Therefore, we werent surprised to learn that the Gulf Marine Institute for Technology (GMIT) is making progress in their project to transform a giant three-platform oil and gas complex into a huge open ocean fish farm.
GMIT will tell you a lot about why this conversion from oil platform to fish farm is good and very little about the many risks it poses. One particularly egregious untruth we uncovered on their website is as follows: ‘By domesticating cobia and other species, it will be possible to provide systems and fast-growing marine finfish species that could help supply a substantial amount of reasonably priced protein to help supplement the world‚ deteriorating supply of one of its most important protein resources “seafood.”
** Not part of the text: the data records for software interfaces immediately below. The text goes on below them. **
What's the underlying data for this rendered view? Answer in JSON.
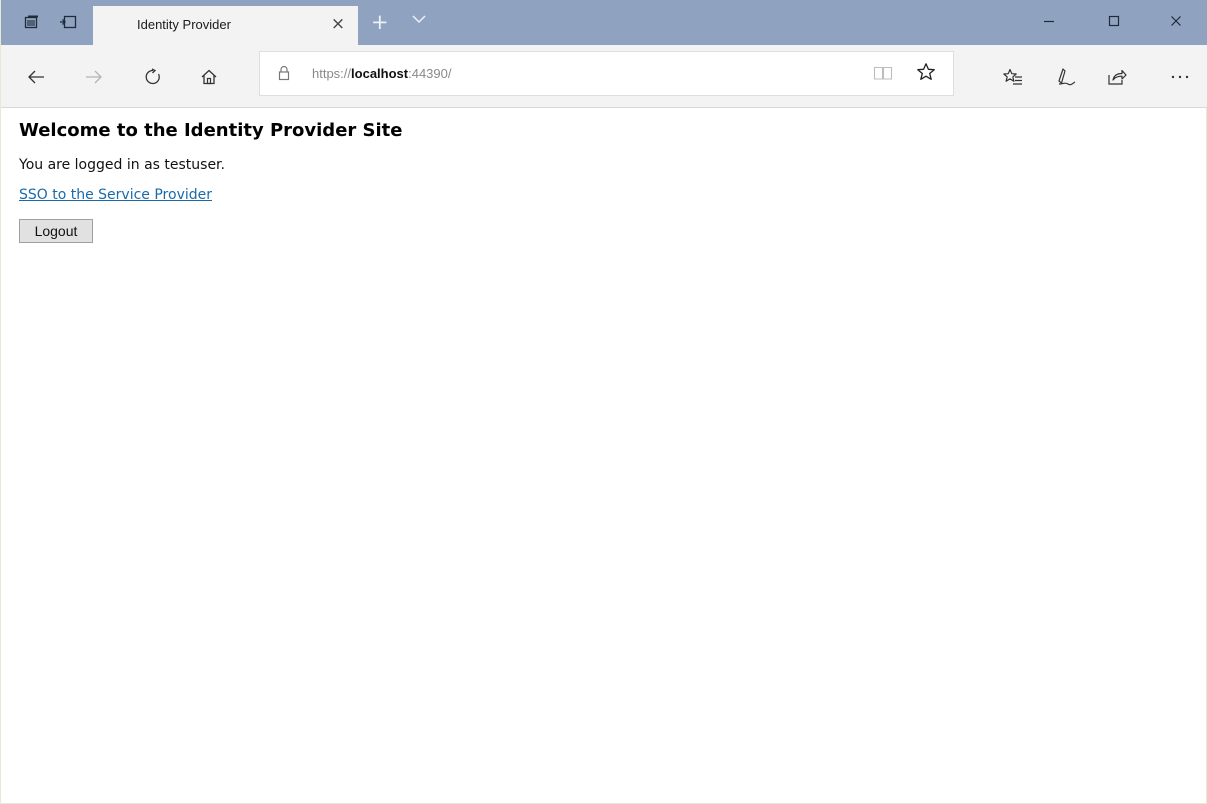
{
  "browser": {
    "tab": {
      "title": "Identity Provider",
      "close_glyph": "×"
    },
    "new_tab_glyph": "+",
    "address_bar": {
      "scheme": "https://",
      "host": "localhost",
      "port_path": ":44390/"
    },
    "colors": {
      "tabstrip": "#8fa2bf",
      "tab_active": "#f3f3f3",
      "toolbar": "#f3f3f3",
      "link": "#1a6aa9"
    },
    "icons": [
      "set-tabs-aside-icon",
      "restore-tabs-icon",
      "back-icon",
      "forward-icon",
      "refresh-icon",
      "home-icon",
      "lock-icon",
      "reading-view-icon",
      "favorite-star-icon",
      "favorites-hub-icon",
      "notes-pen-icon",
      "share-icon",
      "more-icon",
      "minimize-icon",
      "maximize-icon",
      "close-icon"
    ]
  },
  "page": {
    "heading": "Welcome to the Identity Provider Site",
    "status_text": "You are logged in as testuser.",
    "sso_link": "SSO to the Service Provider",
    "logout_button": "Logout"
  }
}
Unfortunately, what they don’t explain is the fact that cobia and the other carnivorous species they plan to cultivate (including red drum, amberjack and red porgy) require massive amounts of wild fish protein, in the form of fishmeal, in order to survive and grow. This of course means they need to take more fish out of the ocean in order to feed the fish they are farming. On average, producing a pound of farmed carnivorous fish requires 5 pounds of wild fish, a highly unsustainable proposition.
Sadly, this is not the least of it.
And so you may ask, why bother turning oil-rigs into fish farms if it doesn’t seem to provide a viable alternative to wild fish. Well, it sure costs a lot less for oil companies when they don’t have to pull their rigs out of the water doesn’t it?